Taken from: Hologram İmparatorluğu
Release Date: November 11th, 2016
Istanbul has a deep, layered history. From its beginnings as a fishing village to one of the pillars of the Roman world. The final stop on the Silk Road. The centre of the Ottoman Empire as the Turks spread their huge net across the Middle East. Across the centuries the city drew in cultures and blended them. Growing up there, singer-songwriter Gaye Su Akyol breathed all that in every day, along with her family’s ancient roots in Anatolia. Those rich traditions combine to form part of the sound she’s developed on her album Hologram Ĭmparatorluğu (Hologram Empire), where sultry Turkish melodies twine around spiky, twanging guitars and insistent rhythms.

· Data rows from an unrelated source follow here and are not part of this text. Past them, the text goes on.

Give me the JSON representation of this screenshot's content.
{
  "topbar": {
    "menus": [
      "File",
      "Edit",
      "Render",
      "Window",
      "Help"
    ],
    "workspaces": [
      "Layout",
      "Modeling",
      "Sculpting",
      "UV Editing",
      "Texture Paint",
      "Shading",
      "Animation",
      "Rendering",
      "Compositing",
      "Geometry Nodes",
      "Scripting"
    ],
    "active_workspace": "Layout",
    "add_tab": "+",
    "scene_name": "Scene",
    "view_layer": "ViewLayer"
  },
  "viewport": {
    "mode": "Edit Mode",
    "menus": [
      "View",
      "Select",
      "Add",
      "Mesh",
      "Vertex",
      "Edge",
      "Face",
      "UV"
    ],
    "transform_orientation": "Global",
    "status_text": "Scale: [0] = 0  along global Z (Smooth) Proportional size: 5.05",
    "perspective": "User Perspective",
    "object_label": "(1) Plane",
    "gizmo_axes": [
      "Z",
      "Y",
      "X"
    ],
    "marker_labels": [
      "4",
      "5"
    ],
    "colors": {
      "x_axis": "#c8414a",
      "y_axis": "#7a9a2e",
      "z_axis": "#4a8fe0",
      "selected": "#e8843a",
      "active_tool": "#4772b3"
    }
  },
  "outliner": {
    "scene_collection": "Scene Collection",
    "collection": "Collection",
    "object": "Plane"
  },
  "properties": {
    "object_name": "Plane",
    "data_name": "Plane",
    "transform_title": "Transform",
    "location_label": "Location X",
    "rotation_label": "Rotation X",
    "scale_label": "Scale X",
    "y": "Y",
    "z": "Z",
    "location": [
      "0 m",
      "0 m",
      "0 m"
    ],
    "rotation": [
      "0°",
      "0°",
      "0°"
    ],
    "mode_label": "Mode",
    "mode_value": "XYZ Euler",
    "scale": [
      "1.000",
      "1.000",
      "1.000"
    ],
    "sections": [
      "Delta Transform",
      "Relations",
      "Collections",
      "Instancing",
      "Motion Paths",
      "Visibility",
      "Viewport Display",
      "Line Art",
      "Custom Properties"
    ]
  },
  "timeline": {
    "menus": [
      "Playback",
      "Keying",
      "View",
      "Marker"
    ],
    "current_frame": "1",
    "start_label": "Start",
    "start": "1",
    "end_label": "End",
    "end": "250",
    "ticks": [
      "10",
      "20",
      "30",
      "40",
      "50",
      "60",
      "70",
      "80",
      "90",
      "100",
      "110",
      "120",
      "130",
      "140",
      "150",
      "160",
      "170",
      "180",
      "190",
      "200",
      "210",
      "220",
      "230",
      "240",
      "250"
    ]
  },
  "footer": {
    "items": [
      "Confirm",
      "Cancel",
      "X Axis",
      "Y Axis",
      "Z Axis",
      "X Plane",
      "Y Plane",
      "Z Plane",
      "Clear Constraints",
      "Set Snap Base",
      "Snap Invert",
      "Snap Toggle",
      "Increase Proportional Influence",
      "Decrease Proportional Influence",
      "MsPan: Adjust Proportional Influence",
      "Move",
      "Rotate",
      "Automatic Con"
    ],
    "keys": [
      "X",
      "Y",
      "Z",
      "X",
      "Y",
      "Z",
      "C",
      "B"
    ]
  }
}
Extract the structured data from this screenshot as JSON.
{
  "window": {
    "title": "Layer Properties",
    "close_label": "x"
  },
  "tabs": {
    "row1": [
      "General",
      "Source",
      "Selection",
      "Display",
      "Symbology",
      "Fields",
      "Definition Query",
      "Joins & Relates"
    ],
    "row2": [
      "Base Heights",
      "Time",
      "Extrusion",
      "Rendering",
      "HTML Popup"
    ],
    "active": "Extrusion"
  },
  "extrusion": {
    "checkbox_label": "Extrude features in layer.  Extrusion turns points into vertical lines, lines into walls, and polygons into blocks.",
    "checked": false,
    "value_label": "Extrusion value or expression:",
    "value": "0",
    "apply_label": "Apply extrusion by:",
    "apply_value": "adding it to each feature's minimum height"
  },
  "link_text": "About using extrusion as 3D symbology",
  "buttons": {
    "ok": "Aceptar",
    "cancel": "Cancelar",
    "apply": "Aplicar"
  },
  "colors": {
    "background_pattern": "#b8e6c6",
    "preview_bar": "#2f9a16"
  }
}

“When I was young, we visited Anatolia every year. I had the chance to observe and realise the different perspectives and practices of cultures. That made me feel closer to the diversity of Anatolian civilisation. But when I heard Nirvana’s Nevermind for the first time, my mind blew up. I discovered other Seattle bands, then people like Nick Cave, Joy Division, Sonic Youth, and Einstürzende Neubaten. A bit later I heard Jefferson Airplane’s “White Rabbit.” The dark, mellow mood of the music, the use of the instruments and the vocal technique of Grace Slick greatly inspired me and led me into psychedelia and then surf bands. What they all did seemed to fit with older Turkish singers I loved like Selda Bağcan and Müzeyyen Senar.”
The daughter of acclaimed Turkish painter Muzaffer Akyol, Akyol earned a degree in social anthropology and worked as an artist before creating music took over. She experimented, feeling her way towards her vision. And when she met the band Bubituzak, something clicked. They understood what she was doing; they became part of her art. Together they recorded her debut, Develerle Yaşıyorum, in 2013, following it with acclaimed, masked performances in Turkey and at festivals across Europe.
That first disc seeded the ground. The new album, Hologram Ĭmparatorluğu, bears the full fruit of the partnership. It digs deeper, fired with a seductive, shadowy passion. The thick swirl of Oriental strings on “Hologram” plunges towards the heated boil of “Fantastikir Bahti Yarimin.” The dark lullaby of “Dünya Kaleska” weaves a haunted post-punk spell before building to the album’s climax “Berduş,” where spaghetti western guitar cracks over a propulsive rhythm and a sensuous Anatolian melody. The sound is cinematic and gorgeous and Gaye’s luminous voice brilliantly orchestrates these shifting moods.
In Gaye Su Akyol’s universe, the past becomes folded into the present and launched into the future. Hologram Ĭmparatorluğu is heady, powerfully intoxicating and beautifully dangerous.
“Your art is something you have to find yourself,” Akyol says. “I’m looking inside my consciousness to my culture. I love rock but there are hidden things in my subconscious. Call it Turkish art rock if you like.”
Past, present, future.
Her music, her art.
- Alternative Rock